Though the entries hold pictures, only their text should be duplicated, exactly and in full.

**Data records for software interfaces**
━━━━━━━━━━━━━━━━━━━━━━━━━━━━━━
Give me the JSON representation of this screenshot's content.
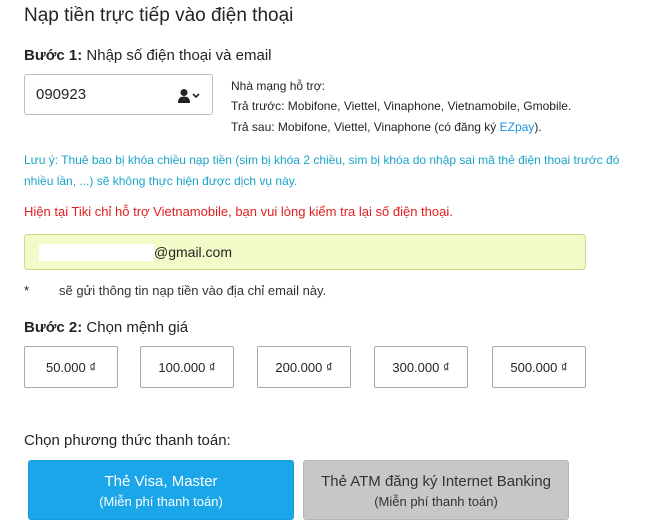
{
  "page": {
    "title": "Nạp tiền trực tiếp vào điện thoại"
  },
  "step1": {
    "label": "Bước 1:",
    "text": "Nhập số điện thoại và email",
    "phone_value": "090923",
    "contact_icon": "contact-dropdown-icon"
  },
  "carriers": {
    "heading": "Nhà mạng hỗ trợ:",
    "prepaid": "Trả trước: Mobifone, Viettel, Vinaphone, Vietnamobile, Gmobile.",
    "postpaid_prefix": "Trả sau: Mobifone, Viettel, Vinaphone (có đăng ký ",
    "postpaid_link": "EZpay",
    "postpaid_suffix": ")."
  },
  "note": {
    "line1": "Lưu ý: Thuê bao bị khóa chiều nạp tiền (sim bị khóa 2 chiều, sim bị khóa do nhập sai mã thẻ điện thoại trước đó",
    "line2": "nhiều lần, ...) sẽ không thực hiện được dịch vụ này."
  },
  "warning": "Hiện tại Tiki chỉ hỗ trợ Vietnamobile, bạn vui lòng kiểm tra lại số điện thoại.",
  "email": {
    "value": "@gmail.com",
    "note_star": "*",
    "note": "sẽ gửi thông tin nạp tiền vào địa chỉ email này."
  },
  "step2": {
    "label": "Bước 2:",
    "text": "Chọn mệnh giá",
    "denominations": [
      "50.000 ₫",
      "100.000 ₫",
      "200.000 ₫",
      "300.000 ₫",
      "500.000 ₫"
    ]
  },
  "payment": {
    "label": "Chọn phương thức thanh toán:",
    "visa": {
      "line1": "Thẻ Visa, Master",
      "line2": "(Miễn phí thanh toán)"
    },
    "atm": {
      "line1": "Thẻ ATM đăng ký Internet Banking",
      "line2": "(Miễn phí thanh toán)"
    }
  },
  "colors": {
    "accent_blue": "#1aa6e8",
    "note_cyan": "#1ba4c8",
    "warning_red": "#e01e1e",
    "email_bg": "#f3f9c7"
  }
}
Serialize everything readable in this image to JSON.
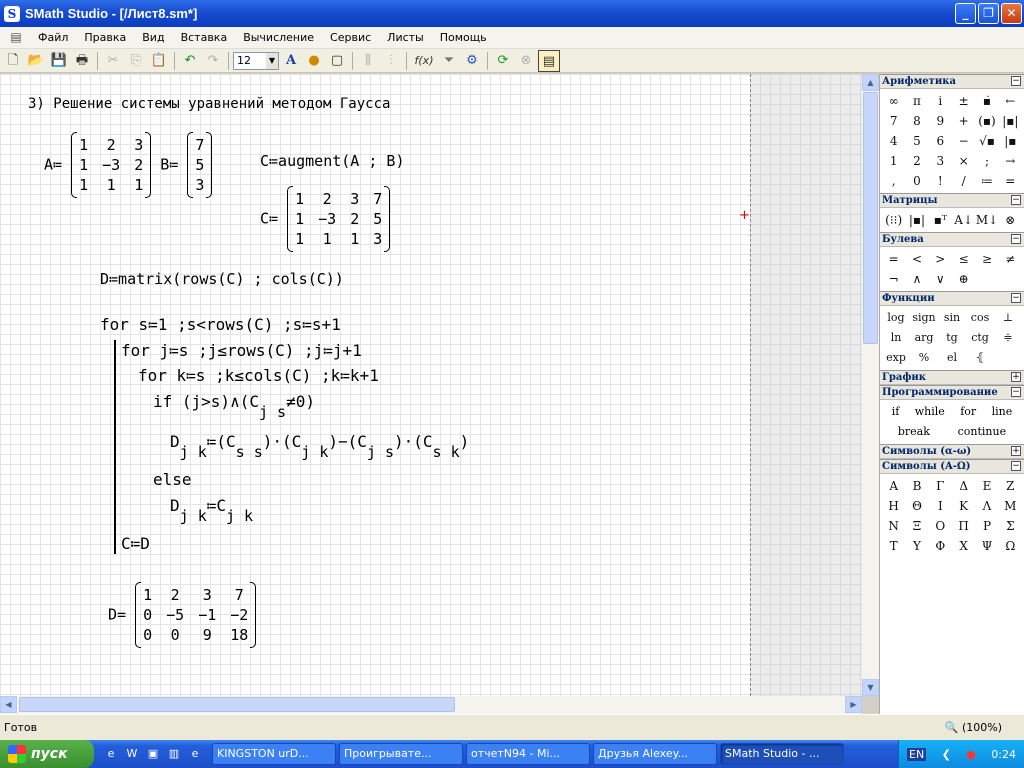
{
  "window": {
    "title": "SMath Studio - [/Лист8.sm*]",
    "logo": "S"
  },
  "menu": [
    "Файл",
    "Правка",
    "Вид",
    "Вставка",
    "Вычисление",
    "Сервис",
    "Листы",
    "Помощь"
  ],
  "toolbar": {
    "font_size": "12",
    "fx_label": "f(x)",
    "text_label": "A"
  },
  "worksheet": {
    "heading": "3) Решение системы уравнений методом Гаусса",
    "A_def": "A≔",
    "B_def": "B≔",
    "A": [
      [
        "1",
        "2",
        "3"
      ],
      [
        "1",
        "−3",
        "2"
      ],
      [
        "1",
        "1",
        "1"
      ]
    ],
    "B": [
      [
        "7"
      ],
      [
        "5"
      ],
      [
        "3"
      ]
    ],
    "augment": "C≔augment(A ; B)",
    "C_def": "C≔",
    "C": [
      [
        "1",
        "2",
        "3",
        "7"
      ],
      [
        "1",
        "−3",
        "2",
        "5"
      ],
      [
        "1",
        "1",
        "1",
        "3"
      ]
    ],
    "matrix_line": "D≔matrix(rows(C) ; cols(C))",
    "for1": "for s≔1 ;s<rows(C) ;s≔s+1",
    "for2": "for j≔s ;j≤rows(C) ;j≔j+1",
    "for3": "for k≔s ;k≤cols(C) ;k≔k+1",
    "if_line": "if (j>s)∧(C",
    "if_sub": "j s",
    "if_tail": "≠0)",
    "assign_D": "D",
    "assign_sub": "j k",
    "assign_expr1": "≔(C",
    "assign_sub2": "s s",
    "assign_expr2": ")·(C",
    "assign_sub3": "j k",
    "assign_expr3": ")−(C",
    "assign_sub4": "j s",
    "assign_expr4": ")·(C",
    "assign_sub5": "s k",
    "assign_expr5": ")",
    "else": "else",
    "else_D": "D",
    "else_sub": "j k",
    "else_expr": "≔C",
    "else_sub2": "j k",
    "c_eq_d": "C≔D",
    "D_def": "D=",
    "D": [
      [
        "1",
        "2",
        "3",
        "7"
      ],
      [
        "0",
        "−5",
        "−1",
        "−2"
      ],
      [
        "0",
        "0",
        "9",
        "18"
      ]
    ]
  },
  "panel": {
    "arith": {
      "title": "Арифметика",
      "items": [
        "∞",
        "π",
        "i",
        "±",
        "▪̇",
        "←",
        "7",
        "8",
        "9",
        "+",
        "(▪)",
        "|▪|",
        "4",
        "5",
        "6",
        "−",
        "√▪",
        "|▪",
        "1",
        "2",
        "3",
        "×",
        ";",
        "→",
        ",",
        "0",
        "!",
        "/",
        "≔",
        "="
      ]
    },
    "matrices": {
      "title": "Матрицы",
      "items": [
        "(⁝⁝)",
        "|▪|",
        "▪ᵀ",
        "A↓",
        "M↓",
        "⊗"
      ]
    },
    "bool": {
      "title": "Булева",
      "items": [
        "=",
        "<",
        ">",
        "≤",
        "≥",
        "≠",
        "¬",
        "∧",
        "∨",
        "⊕"
      ]
    },
    "funcs": {
      "title": "Функции",
      "items": [
        "log",
        "sign",
        "sin",
        "cos",
        "⊥",
        "ln",
        "arg",
        "tg",
        "ctg",
        "≑",
        "exp",
        "%",
        "el",
        "⦃"
      ]
    },
    "graph": {
      "title": "График"
    },
    "prog": {
      "title": "Программирование",
      "items": [
        "if",
        "while",
        "for",
        "line",
        "break",
        "continue"
      ]
    },
    "greek_lower": {
      "title": "Символы (α-ω)"
    },
    "greek_upper": {
      "title": "Символы (Α-Ω)",
      "items": [
        "Α",
        "Β",
        "Γ",
        "Δ",
        "Ε",
        "Ζ",
        "Η",
        "Θ",
        "Ι",
        "Κ",
        "Λ",
        "Μ",
        "Ν",
        "Ξ",
        "Ο",
        "Π",
        "Ρ",
        "Σ",
        "Τ",
        "Υ",
        "Φ",
        "Χ",
        "Ψ",
        "Ω"
      ]
    }
  },
  "status": {
    "text": "Готов",
    "zoom": "(100%)"
  },
  "taskbar": {
    "start": "пуск",
    "tasks": [
      "KINGSTON urD...",
      "Проигрывате...",
      "отчетN94 - Mi...",
      "Друзья Alexey...",
      "SMath Studio - ..."
    ],
    "lang": "EN",
    "clock": "0:24"
  }
}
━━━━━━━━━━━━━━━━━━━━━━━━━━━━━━
**Task answer**
Give me the JSON representation of this screenshot's content.
{
  "page": {
    "title": "Nạp tiền trực tiếp vào điện thoại"
  },
  "step1": {
    "label": "Bước 1:",
    "text": "Nhập số điện thoại và email",
    "phone_value": "090923",
    "contact_icon": "contact-dropdown-icon"
  },
  "carriers": {
    "heading": "Nhà mạng hỗ trợ:",
    "prepaid": "Trả trước: Mobifone, Viettel, Vinaphone, Vietnamobile, Gmobile.",
    "postpaid_prefix": "Trả sau: Mobifone, Viettel, Vinaphone (có đăng ký ",
    "postpaid_link": "EZpay",
    "postpaid_suffix": ")."
  },
  "note": {
    "line1": "Lưu ý: Thuê bao bị khóa chiều nạp tiền (sim bị khóa 2 chiều, sim bị khóa do nhập sai mã thẻ điện thoại trước đó",
    "line2": "nhiều lần, ...) sẽ không thực hiện được dịch vụ này."
  },
  "warning": "Hiện tại Tiki chỉ hỗ trợ Vietnamobile, bạn vui lòng kiểm tra lại số điện thoại.",
  "email": {
    "value": "@gmail.com",
    "note_star": "*",
    "note": "sẽ gửi thông tin nạp tiền vào địa chỉ email này."
  },
  "step2": {
    "label": "Bước 2:",
    "text": "Chọn mệnh giá",
    "denominations": [
      "50.000 ₫",
      "100.000 ₫",
      "200.000 ₫",
      "300.000 ₫",
      "500.000 ₫"
    ]
  },
  "payment": {
    "label": "Chọn phương thức thanh toán:",
    "visa": {
      "line1": "Thẻ Visa, Master",
      "line2": "(Miễn phí thanh toán)"
    },
    "atm": {
      "line1": "Thẻ ATM đăng ký Internet Banking",
      "line2": "(Miễn phí thanh toán)"
    }
  },
  "colors": {
    "accent_blue": "#1aa6e8",
    "note_cyan": "#1ba4c8",
    "warning_red": "#e01e1e",
    "email_bg": "#f3f9c7"
  }
}
Serialize everything readable in this image to JSON.
{
  "window": {
    "title": "SMath Studio - [/Лист8.sm*]",
    "logo": "S"
  },
  "menu": [
    "Файл",
    "Правка",
    "Вид",
    "Вставка",
    "Вычисление",
    "Сервис",
    "Листы",
    "Помощь"
  ],
  "toolbar": {
    "font_size": "12",
    "fx_label": "f(x)",
    "text_label": "A"
  },
  "worksheet": {
    "heading": "3) Решение системы уравнений методом Гаусса",
    "A_def": "A≔",
    "B_def": "B≔",
    "A": [
      [
        "1",
        "2",
        "3"
      ],
      [
        "1",
        "−3",
        "2"
      ],
      [
        "1",
        "1",
        "1"
      ]
    ],
    "B": [
      [
        "7"
      ],
      [
        "5"
      ],
      [
        "3"
      ]
    ],
    "augment": "C≔augment(A ; B)",
    "C_def": "C≔",
    "C": [
      [
        "1",
        "2",
        "3",
        "7"
      ],
      [
        "1",
        "−3",
        "2",
        "5"
      ],
      [
        "1",
        "1",
        "1",
        "3"
      ]
    ],
    "matrix_line": "D≔matrix(rows(C) ; cols(C))",
    "for1": "for s≔1 ;s<rows(C) ;s≔s+1",
    "for2": "for j≔s ;j≤rows(C) ;j≔j+1",
    "for3": "for k≔s ;k≤cols(C) ;k≔k+1",
    "if_line": "if (j>s)∧(C",
    "if_sub": "j s",
    "if_tail": "≠0)",
    "assign_D": "D",
    "assign_sub": "j k",
    "assign_expr1": "≔(C",
    "assign_sub2": "s s",
    "assign_expr2": ")·(C",
    "assign_sub3": "j k",
    "assign_expr3": ")−(C",
    "assign_sub4": "j s",
    "assign_expr4": ")·(C",
    "assign_sub5": "s k",
    "assign_expr5": ")",
    "else": "else",
    "else_D": "D",
    "else_sub": "j k",
    "else_expr": "≔C",
    "else_sub2": "j k",
    "c_eq_d": "C≔D",
    "D_def": "D=",
    "D": [
      [
        "1",
        "2",
        "3",
        "7"
      ],
      [
        "0",
        "−5",
        "−1",
        "−2"
      ],
      [
        "0",
        "0",
        "9",
        "18"
      ]
    ]
  },
  "panel": {
    "arith": {
      "title": "Арифметика",
      "items": [
        "∞",
        "π",
        "i",
        "±",
        "▪̇",
        "←",
        "7",
        "8",
        "9",
        "+",
        "(▪)",
        "|▪|",
        "4",
        "5",
        "6",
        "−",
        "√▪",
        "|▪",
        "1",
        "2",
        "3",
        "×",
        ";",
        "→",
        ",",
        "0",
        "!",
        "/",
        "≔",
        "="
      ]
    },
    "matrices": {
      "title": "Матрицы",
      "items": [
        "(⁝⁝)",
        "|▪|",
        "▪ᵀ",
        "A↓",
        "M↓",
        "⊗"
      ]
    },
    "bool": {
      "title": "Булева",
      "items": [
        "=",
        "<",
        ">",
        "≤",
        "≥",
        "≠",
        "¬",
        "∧",
        "∨",
        "⊕"
      ]
    },
    "funcs": {
      "title": "Функции",
      "items": [
        "log",
        "sign",
        "sin",
        "cos",
        "⊥",
        "ln",
        "arg",
        "tg",
        "ctg",
        "≑",
        "exp",
        "%",
        "el",
        "⦃"
      ]
    },
    "graph": {
      "title": "График"
    },
    "prog": {
      "title": "Программирование",
      "items": [
        "if",
        "while",
        "for",
        "line",
        "break",
        "continue"
      ]
    },
    "greek_lower": {
      "title": "Символы (α-ω)"
    },
    "greek_upper": {
      "title": "Символы (Α-Ω)",
      "items": [
        "Α",
        "Β",
        "Γ",
        "Δ",
        "Ε",
        "Ζ",
        "Η",
        "Θ",
        "Ι",
        "Κ",
        "Λ",
        "Μ",
        "Ν",
        "Ξ",
        "Ο",
        "Π",
        "Ρ",
        "Σ",
        "Τ",
        "Υ",
        "Φ",
        "Χ",
        "Ψ",
        "Ω"
      ]
    }
  },
  "status": {
    "text": "Готов",
    "zoom": "(100%)"
  },
  "taskbar": {
    "start": "пуск",
    "tasks": [
      "KINGSTON urD...",
      "Проигрывате...",
      "отчетN94 - Mi...",
      "Друзья Alexey...",
      "SMath Studio - ..."
    ],
    "lang": "EN",
    "clock": "0:24"
  }
}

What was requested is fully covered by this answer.